What you have to do.
Output all of the entries below precisely as written.

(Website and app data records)
● ● ● ●
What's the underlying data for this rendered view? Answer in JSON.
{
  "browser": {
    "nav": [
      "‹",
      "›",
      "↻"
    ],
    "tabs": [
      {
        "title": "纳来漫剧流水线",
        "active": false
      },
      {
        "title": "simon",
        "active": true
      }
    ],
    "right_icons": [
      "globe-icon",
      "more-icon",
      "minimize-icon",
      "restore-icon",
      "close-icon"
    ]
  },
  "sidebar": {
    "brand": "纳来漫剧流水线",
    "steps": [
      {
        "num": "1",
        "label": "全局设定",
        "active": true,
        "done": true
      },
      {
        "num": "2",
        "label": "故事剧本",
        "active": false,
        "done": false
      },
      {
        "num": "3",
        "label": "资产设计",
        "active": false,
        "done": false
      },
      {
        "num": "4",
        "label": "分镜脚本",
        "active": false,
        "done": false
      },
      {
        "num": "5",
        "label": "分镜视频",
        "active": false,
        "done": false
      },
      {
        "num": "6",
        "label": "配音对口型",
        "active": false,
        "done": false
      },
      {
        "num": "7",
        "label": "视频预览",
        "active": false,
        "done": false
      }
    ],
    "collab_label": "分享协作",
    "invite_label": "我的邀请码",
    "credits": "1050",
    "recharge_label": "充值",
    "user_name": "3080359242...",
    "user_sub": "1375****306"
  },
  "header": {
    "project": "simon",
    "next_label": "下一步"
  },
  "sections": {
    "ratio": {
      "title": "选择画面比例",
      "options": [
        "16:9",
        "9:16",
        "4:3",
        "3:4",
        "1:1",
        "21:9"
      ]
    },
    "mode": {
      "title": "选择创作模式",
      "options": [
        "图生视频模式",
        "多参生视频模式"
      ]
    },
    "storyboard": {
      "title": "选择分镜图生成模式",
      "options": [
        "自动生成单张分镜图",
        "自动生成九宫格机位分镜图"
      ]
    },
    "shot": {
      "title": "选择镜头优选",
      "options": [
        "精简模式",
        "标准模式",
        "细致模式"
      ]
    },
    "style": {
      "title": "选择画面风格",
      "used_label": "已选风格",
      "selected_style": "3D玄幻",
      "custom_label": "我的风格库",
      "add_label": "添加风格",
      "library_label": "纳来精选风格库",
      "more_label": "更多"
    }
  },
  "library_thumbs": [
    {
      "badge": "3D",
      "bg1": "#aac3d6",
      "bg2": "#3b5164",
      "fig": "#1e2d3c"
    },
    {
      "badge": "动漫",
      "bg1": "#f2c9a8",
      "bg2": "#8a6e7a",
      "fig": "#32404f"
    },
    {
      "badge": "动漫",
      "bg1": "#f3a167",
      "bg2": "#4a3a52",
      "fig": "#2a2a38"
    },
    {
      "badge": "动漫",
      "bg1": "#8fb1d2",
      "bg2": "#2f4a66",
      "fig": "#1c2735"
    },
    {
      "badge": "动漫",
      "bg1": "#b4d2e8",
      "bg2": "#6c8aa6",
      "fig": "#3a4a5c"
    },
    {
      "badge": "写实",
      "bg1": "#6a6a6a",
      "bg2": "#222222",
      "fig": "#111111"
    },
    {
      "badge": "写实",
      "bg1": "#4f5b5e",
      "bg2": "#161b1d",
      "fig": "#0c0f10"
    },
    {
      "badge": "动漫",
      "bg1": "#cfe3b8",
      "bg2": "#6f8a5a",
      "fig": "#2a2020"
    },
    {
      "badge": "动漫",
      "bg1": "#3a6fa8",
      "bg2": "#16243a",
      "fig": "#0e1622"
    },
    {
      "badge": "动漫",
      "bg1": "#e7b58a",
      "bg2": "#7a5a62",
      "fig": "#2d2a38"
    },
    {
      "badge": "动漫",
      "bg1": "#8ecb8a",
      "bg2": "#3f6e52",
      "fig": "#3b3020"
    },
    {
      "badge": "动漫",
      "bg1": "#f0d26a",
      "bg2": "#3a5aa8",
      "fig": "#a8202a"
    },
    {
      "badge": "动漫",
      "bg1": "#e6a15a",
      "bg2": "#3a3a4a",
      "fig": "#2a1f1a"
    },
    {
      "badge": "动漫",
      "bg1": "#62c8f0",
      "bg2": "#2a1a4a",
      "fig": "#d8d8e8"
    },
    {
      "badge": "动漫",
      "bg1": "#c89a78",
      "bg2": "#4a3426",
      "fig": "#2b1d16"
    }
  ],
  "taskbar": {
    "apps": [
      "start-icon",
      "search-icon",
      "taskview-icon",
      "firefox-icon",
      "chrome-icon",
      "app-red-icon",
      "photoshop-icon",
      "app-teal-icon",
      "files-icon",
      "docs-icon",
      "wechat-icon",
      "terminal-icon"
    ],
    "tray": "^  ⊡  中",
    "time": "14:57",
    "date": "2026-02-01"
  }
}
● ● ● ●
Answer to the exercise.
What's the underlying data for this rendered view? Answer in JSON.
{
  "browser": {
    "nav": [
      "‹",
      "›",
      "↻"
    ],
    "tabs": [
      {
        "title": "纳来漫剧流水线",
        "active": false
      },
      {
        "title": "simon",
        "active": true
      }
    ],
    "right_icons": [
      "globe-icon",
      "more-icon",
      "minimize-icon",
      "restore-icon",
      "close-icon"
    ]
  },
  "sidebar": {
    "brand": "纳来漫剧流水线",
    "steps": [
      {
        "num": "1",
        "label": "全局设定",
        "active": true,
        "done": true
      },
      {
        "num": "2",
        "label": "故事剧本",
        "active": false,
        "done": false
      },
      {
        "num": "3",
        "label": "资产设计",
        "active": false,
        "done": false
      },
      {
        "num": "4",
        "label": "分镜脚本",
        "active": false,
        "done": false
      },
      {
        "num": "5",
        "label": "分镜视频",
        "active": false,
        "done": false
      },
      {
        "num": "6",
        "label": "配音对口型",
        "active": false,
        "done": false
      },
      {
        "num": "7",
        "label": "视频预览",
        "active": false,
        "done": false
      }
    ],
    "collab_label": "分享协作",
    "invite_label": "我的邀请码",
    "credits": "1050",
    "recharge_label": "充值",
    "user_name": "3080359242...",
    "user_sub": "1375****306"
  },
  "header": {
    "project": "simon",
    "next_label": "下一步"
  },
  "sections": {
    "ratio": {
      "title": "选择画面比例",
      "options": [
        "16:9",
        "9:16",
        "4:3",
        "3:4",
        "1:1",
        "21:9"
      ]
    },
    "mode": {
      "title": "选择创作模式",
      "options": [
        "图生视频模式",
        "多参生视频模式"
      ]
    },
    "storyboard": {
      "title": "选择分镜图生成模式",
      "options": [
        "自动生成单张分镜图",
        "自动生成九宫格机位分镜图"
      ]
    },
    "shot": {
      "title": "选择镜头优选",
      "options": [
        "精简模式",
        "标准模式",
        "细致模式"
      ]
    },
    "style": {
      "title": "选择画面风格",
      "used_label": "已选风格",
      "selected_style": "3D玄幻",
      "custom_label": "我的风格库",
      "add_label": "添加风格",
      "library_label": "纳来精选风格库",
      "more_label": "更多"
    }
  },
  "library_thumbs": [
    {
      "badge": "3D",
      "bg1": "#aac3d6",
      "bg2": "#3b5164",
      "fig": "#1e2d3c"
    },
    {
      "badge": "动漫",
      "bg1": "#f2c9a8",
      "bg2": "#8a6e7a",
      "fig": "#32404f"
    },
    {
      "badge": "动漫",
      "bg1": "#f3a167",
      "bg2": "#4a3a52",
      "fig": "#2a2a38"
    },
    {
      "badge": "动漫",
      "bg1": "#8fb1d2",
      "bg2": "#2f4a66",
      "fig": "#1c2735"
    },
    {
      "badge": "动漫",
      "bg1": "#b4d2e8",
      "bg2": "#6c8aa6",
      "fig": "#3a4a5c"
    },
    {
      "badge": "写实",
      "bg1": "#6a6a6a",
      "bg2": "#222222",
      "fig": "#111111"
    },
    {
      "badge": "写实",
      "bg1": "#4f5b5e",
      "bg2": "#161b1d",
      "fig": "#0c0f10"
    },
    {
      "badge": "动漫",
      "bg1": "#cfe3b8",
      "bg2": "#6f8a5a",
      "fig": "#2a2020"
    },
    {
      "badge": "动漫",
      "bg1": "#3a6fa8",
      "bg2": "#16243a",
      "fig": "#0e1622"
    },
    {
      "badge": "动漫",
      "bg1": "#e7b58a",
      "bg2": "#7a5a62",
      "fig": "#2d2a38"
    },
    {
      "badge": "动漫",
      "bg1": "#8ecb8a",
      "bg2": "#3f6e52",
      "fig": "#3b3020"
    },
    {
      "badge": "动漫",
      "bg1": "#f0d26a",
      "bg2": "#3a5aa8",
      "fig": "#a8202a"
    },
    {
      "badge": "动漫",
      "bg1": "#e6a15a",
      "bg2": "#3a3a4a",
      "fig": "#2a1f1a"
    },
    {
      "badge": "动漫",
      "bg1": "#62c8f0",
      "bg2": "#2a1a4a",
      "fig": "#d8d8e8"
    },
    {
      "badge": "动漫",
      "bg1": "#c89a78",
      "bg2": "#4a3426",
      "fig": "#2b1d16"
    }
  ],
  "taskbar": {
    "apps": [
      "start-icon",
      "search-icon",
      "taskview-icon",
      "firefox-icon",
      "chrome-icon",
      "app-red-icon",
      "photoshop-icon",
      "app-teal-icon",
      "files-icon",
      "docs-icon",
      "wechat-icon",
      "terminal-icon"
    ],
    "tray": "^  ⊡  中",
    "time": "14:57",
    "date": "2026-02-01"
  }
}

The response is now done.